No matter where you are in your dementia journey it is best to begin the conversation about home care sooner rather than later. Start by creating a list of needs, assess your finances, talk to an agency, ask your friends, and reach out to local organizations that can provide referrals. As a support group member recently said, it is best to stay half a step ahead of Alzheimer’s. So be a half step ahead and begin this conversation.
Tips Adapted from the Alzheimer’s Association 2018
For additional information on hiring in-home care please visit the Family Caregiver Alliance at
Thank You for Making a Difference!
The prevalence of Alzheimer's disease (AD) doubles every five years beyond age 65 and more than 1/3 of people over 85 have Alzheimer’s or related dementias. The popular press often speaks of “living well into the 100’s” but our lifespan will not meaningfully increase if the problems of Alzheimer’s disease and brain aging are not solved. Many of the world’s leading physician-scientists are working at the Mary S. Easton Center UCLA on just that.

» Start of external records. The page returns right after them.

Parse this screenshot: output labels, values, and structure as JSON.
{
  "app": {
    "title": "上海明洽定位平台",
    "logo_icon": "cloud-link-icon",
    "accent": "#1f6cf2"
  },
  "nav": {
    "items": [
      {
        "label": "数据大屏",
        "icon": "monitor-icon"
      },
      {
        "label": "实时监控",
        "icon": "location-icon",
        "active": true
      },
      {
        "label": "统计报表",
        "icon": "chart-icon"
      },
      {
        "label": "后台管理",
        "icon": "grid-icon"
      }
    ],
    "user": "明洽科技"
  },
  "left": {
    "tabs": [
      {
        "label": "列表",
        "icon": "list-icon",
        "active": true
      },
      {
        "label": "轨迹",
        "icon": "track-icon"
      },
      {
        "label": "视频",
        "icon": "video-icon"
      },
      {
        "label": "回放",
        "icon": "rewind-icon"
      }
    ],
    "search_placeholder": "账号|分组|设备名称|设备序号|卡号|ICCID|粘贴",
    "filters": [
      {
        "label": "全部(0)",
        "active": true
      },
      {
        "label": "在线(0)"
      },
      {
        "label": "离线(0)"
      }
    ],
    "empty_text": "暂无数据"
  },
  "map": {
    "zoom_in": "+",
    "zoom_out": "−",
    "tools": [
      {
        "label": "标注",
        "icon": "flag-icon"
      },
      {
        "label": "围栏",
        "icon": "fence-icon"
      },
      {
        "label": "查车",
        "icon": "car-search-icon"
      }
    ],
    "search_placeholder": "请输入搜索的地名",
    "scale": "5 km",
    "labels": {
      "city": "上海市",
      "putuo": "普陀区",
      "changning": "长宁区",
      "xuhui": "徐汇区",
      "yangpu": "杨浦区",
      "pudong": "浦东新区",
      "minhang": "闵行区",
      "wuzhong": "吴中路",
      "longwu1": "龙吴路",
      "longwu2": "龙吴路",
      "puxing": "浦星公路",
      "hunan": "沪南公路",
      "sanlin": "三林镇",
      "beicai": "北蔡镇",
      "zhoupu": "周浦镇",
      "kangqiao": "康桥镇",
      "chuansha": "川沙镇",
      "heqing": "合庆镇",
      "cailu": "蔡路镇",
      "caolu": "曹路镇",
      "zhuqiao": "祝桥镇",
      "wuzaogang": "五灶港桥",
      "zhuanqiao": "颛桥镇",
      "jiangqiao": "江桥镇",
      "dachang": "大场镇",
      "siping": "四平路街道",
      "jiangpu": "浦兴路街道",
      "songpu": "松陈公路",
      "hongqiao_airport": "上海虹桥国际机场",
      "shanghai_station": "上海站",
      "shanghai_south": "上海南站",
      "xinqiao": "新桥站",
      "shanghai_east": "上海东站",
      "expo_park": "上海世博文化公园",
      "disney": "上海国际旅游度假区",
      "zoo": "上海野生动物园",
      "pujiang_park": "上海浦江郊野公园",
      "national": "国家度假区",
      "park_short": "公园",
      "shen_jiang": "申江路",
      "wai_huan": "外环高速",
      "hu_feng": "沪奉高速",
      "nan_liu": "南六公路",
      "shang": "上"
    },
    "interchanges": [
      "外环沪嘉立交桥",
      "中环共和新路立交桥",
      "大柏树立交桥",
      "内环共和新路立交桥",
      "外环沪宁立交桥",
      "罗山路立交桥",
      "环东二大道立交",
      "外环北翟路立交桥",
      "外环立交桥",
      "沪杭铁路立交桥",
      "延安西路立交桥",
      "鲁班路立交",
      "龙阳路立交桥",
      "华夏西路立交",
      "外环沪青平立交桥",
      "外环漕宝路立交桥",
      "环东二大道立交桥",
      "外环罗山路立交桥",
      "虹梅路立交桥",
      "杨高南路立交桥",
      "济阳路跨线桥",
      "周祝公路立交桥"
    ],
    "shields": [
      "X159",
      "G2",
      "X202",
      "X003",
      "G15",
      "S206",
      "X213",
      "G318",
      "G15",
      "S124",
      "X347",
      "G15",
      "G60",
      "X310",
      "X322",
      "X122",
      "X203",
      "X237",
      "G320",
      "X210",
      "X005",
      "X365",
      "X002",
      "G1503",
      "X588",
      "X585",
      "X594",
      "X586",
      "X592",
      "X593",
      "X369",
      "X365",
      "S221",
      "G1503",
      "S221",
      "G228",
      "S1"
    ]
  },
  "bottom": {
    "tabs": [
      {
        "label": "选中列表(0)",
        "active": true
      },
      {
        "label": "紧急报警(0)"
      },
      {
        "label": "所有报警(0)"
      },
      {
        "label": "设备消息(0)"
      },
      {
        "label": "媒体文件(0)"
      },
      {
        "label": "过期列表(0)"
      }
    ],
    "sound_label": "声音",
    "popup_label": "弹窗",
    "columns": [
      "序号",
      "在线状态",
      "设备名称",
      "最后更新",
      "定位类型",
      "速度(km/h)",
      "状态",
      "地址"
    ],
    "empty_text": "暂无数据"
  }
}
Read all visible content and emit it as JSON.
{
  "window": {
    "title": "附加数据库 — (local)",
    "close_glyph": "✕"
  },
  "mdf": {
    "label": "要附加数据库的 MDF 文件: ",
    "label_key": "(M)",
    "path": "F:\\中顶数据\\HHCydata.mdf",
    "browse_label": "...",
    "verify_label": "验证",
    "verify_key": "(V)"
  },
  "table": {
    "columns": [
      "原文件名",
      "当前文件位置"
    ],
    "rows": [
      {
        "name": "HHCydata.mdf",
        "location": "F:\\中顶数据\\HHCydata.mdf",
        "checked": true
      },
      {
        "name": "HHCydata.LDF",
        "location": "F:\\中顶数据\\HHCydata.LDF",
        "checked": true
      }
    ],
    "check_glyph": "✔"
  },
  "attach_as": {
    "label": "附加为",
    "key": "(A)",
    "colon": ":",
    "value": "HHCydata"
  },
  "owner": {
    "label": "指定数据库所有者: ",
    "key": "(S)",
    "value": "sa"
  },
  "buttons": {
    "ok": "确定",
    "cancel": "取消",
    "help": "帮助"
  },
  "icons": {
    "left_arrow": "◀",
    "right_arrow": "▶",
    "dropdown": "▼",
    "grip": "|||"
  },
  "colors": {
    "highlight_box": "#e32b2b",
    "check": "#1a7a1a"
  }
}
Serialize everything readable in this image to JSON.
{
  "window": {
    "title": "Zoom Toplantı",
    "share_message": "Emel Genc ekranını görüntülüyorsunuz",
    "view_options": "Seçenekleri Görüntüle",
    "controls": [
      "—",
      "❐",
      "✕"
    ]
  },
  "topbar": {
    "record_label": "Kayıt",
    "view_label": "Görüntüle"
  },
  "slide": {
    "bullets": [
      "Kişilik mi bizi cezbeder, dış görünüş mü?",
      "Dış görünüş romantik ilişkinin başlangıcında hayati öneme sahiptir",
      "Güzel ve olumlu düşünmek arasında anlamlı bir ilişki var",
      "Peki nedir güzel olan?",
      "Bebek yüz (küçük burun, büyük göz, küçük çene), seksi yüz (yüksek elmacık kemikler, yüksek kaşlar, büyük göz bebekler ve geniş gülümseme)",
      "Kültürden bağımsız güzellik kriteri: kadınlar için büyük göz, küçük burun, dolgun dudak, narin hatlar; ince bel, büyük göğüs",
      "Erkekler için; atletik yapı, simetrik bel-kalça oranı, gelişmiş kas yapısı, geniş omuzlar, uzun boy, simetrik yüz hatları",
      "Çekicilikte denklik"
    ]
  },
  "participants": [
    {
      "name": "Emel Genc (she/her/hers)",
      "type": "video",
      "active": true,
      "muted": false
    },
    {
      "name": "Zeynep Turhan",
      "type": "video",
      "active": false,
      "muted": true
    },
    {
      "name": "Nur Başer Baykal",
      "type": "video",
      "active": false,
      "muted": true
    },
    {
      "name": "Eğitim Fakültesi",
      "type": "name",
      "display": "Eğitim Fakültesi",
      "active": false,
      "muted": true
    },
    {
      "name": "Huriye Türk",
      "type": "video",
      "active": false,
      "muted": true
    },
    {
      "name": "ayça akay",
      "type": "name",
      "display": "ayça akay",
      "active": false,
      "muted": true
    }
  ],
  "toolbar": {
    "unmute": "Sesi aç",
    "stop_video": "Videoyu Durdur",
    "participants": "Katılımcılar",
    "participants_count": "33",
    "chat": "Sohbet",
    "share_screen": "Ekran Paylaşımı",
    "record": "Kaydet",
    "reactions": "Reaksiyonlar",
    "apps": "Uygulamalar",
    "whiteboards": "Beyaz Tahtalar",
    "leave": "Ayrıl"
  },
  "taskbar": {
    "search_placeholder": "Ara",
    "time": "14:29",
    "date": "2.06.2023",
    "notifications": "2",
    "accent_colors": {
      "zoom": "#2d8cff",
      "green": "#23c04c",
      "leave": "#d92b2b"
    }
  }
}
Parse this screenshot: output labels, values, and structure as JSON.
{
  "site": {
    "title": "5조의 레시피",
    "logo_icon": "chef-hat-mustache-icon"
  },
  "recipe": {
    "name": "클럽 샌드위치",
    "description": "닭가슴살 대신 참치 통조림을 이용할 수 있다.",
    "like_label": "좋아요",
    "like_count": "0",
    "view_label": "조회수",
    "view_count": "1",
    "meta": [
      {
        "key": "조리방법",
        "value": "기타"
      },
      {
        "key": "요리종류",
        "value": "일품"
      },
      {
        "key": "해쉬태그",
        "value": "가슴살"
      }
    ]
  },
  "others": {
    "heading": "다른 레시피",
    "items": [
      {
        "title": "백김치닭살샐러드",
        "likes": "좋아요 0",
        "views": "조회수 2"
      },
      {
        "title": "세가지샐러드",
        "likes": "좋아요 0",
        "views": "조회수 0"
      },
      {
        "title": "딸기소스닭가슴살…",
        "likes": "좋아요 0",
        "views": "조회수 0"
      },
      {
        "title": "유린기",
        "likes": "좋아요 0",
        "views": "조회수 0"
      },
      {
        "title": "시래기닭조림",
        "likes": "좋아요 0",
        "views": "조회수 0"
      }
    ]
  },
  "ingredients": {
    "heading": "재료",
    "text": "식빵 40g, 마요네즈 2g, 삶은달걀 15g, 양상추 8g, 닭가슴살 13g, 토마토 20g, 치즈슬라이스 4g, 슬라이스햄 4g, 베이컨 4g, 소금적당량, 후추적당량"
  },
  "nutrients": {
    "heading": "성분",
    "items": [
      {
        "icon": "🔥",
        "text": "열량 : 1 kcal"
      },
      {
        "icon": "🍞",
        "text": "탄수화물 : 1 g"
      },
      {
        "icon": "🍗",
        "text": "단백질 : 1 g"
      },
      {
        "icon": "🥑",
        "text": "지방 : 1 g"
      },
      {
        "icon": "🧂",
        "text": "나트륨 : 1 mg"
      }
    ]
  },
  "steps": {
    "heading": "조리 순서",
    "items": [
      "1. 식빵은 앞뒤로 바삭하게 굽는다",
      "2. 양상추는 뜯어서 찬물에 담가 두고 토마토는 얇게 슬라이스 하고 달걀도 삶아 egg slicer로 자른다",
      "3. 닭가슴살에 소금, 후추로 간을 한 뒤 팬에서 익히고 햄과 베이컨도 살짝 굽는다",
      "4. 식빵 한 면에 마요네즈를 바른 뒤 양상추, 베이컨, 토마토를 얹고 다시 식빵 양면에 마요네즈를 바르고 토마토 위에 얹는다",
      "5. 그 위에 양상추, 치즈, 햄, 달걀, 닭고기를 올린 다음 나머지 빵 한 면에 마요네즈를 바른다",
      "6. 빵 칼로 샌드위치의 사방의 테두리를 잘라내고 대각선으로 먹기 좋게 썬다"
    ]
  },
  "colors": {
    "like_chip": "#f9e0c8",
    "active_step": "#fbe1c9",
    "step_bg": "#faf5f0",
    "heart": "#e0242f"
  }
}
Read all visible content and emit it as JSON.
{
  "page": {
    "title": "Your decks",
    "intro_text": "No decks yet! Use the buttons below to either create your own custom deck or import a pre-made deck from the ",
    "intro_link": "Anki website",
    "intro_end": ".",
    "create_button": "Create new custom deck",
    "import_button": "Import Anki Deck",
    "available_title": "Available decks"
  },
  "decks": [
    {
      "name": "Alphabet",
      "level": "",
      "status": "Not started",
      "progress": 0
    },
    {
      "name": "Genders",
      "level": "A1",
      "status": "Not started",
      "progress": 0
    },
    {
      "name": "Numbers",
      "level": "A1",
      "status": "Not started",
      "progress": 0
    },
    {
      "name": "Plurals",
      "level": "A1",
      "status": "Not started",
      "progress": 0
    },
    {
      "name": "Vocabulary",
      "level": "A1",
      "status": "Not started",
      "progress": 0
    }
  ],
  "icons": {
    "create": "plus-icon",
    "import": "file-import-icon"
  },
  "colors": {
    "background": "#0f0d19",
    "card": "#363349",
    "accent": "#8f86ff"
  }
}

Along with treating some of the most complicated cases of AD, we conduct genetic studies, basic research into disease pathways and progression, and rapid translation of discoveries and ideas into novel treatments from our drug discovery lab and clinical trials. The proximity and synergy between clinical medicine and basic science puts UCLA in a unique position to solve Alzheimer's disease.
The generosity of our donors allows the Mary S. Easton Center for Alzheimer's Disease Research at UCLA to honor its commitment to:
- improve the quality of life for patients through compassionate care;
- support the families and caregivers of our patients;
- develop new medications and treatments for Alzheimer's disease and related conditions;
- continue the relentless pursuit of a cure.
We would like to express our gratitude to the supporters of the Easton Center. Your philanthropy truly makes an impact on our progress and ongoing research.
If you are interested in learning more or getting involved, please contact:
If you would like to advance Alzheimer's disease research, please consider being a participant. Below are the current recruiting trials. For a complete list of enrolling studies, visit our website at www.eastonad.ucla.edu.
EASTON CENTER KAGAN CLINICAL TRIALS PROGRAM
- Alzheimer's Disease Neuroimaging Initiative 3 (ADNI3) Protocol
- NEAT (Nicotinamide as an Early Alzheimer's Disease Treatment) Study
- Phase 2 Study of BIIB092 in Participants with Early Alzheimer’s Disease (TANGO)
BEHAVIORAL NEUROLOGY PROGRAM
- Early-onset Alzheimer's Disease Phenotypes: Neuropsychology and Neural Networks
- Neuropsychological Test Measures in Behavioral Variant Frontotemporal Dementia (bvFTD) and Healthy Subjects
- Curcumin and Yoga Therapy for Those at Risk for Alzheimer's Disease
- E2609 Study for MCI and Early Alzheimer's Disease (MissionAD1)
- Effect of Grapes Dietary Supplement on Brain Metabolism and Cognition
- The UCLA Caregiver Sleep (CARES) Study
Caregiver Support Groups
Evening Alzheimer’s and Dementia Support Group
Date: 1st and 3rd Mondays of each month
Time: 6:30 P.M. - 8:00 P.M.
Location: UCLA Medical Center, Santa Monica
1250 16th Street, Room G-210, Santa Monica, CA 90404
Click here for more information.
Young Onset Alzheimer’s Disease (AD) Telephone Support Group
Date: 1st Tuesday of each month
Time: 12:00 P.M. - 1:30 P.M.
Call-in Number: (415) 655-0003 (RSVP required for call-in access code).
Click here for more information.
Mary S. Easton Center for Alzheimer's Disease Research at UCLA
710 Westwood Plaza, Room C-224
Los Angeles, CA 90095-1769
| http://www.eastonad.ucla.edu | Phone Number: (310) 794-3665 / Appointments: (310) 794-6039 |
Copyright © 2018. Mary S. Easton Center for Alzheimer's Disease Research at UCLA. All rights reserved.